So I’m not convinced he won’t take a wild card in Rome and make a serious run at Roland Garros. If Djokovic gets the double career slam it’s gonna be another big achievement that sets him apart from Federer.

But Federer knows he can’t push himself too hard or he could risk another injury so it is probably the wise thing to save himself after all the success he’s had of late. In his current form, he is practically a lock for the Wimbledon title and he doesn’t want to risk that.

With Federer looking to take it easy during the clay court season this is Djokovic’s chance to get back in the game, but unlike Federer he doesn’t seem to understand how to schedule. After making the mistake to play Acapulco he is at it again by playing Davis Cup this coming weekend.

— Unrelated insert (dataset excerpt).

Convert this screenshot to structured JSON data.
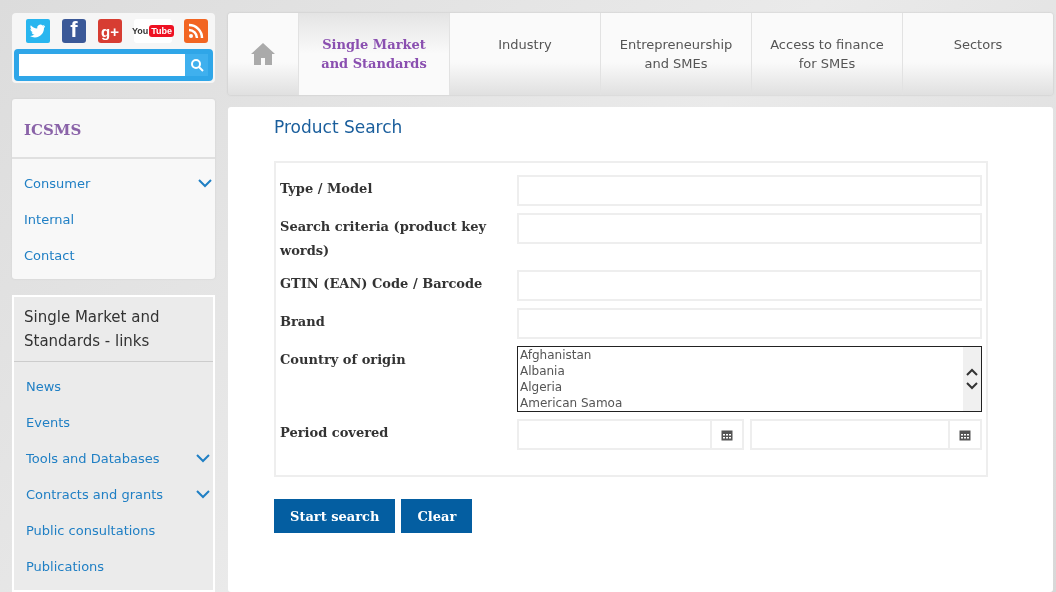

The elbow injury after Indian Wells signaled that he still hasn’t recovered from a very demanding run from 2015-16 after all this time but he doesn’t seem to get the message. With a critical clay and grass court season coming up it seems like insanity not to get all the rest he possibly can.

But at least Davis Cup is a maximum of three matches per player so hopefully, it won’t cost him big time later on.

If Djokovic wins the French Open the grass court season becomes interesting. Or else Federer pretty much collects his Wimbledon title. If he fails at the French he could go slamless this year which would allow Federer to clean up and settle the GOAT debate with ease.

Nadal will also make a serious run at his 10th French Open after his recent form while Murray will look to reassert himself too. Stan is also a big threat on clay. I’m very much looking forward to the clay court season.

The Masters events will tell us a lot about what is to come at the French Open!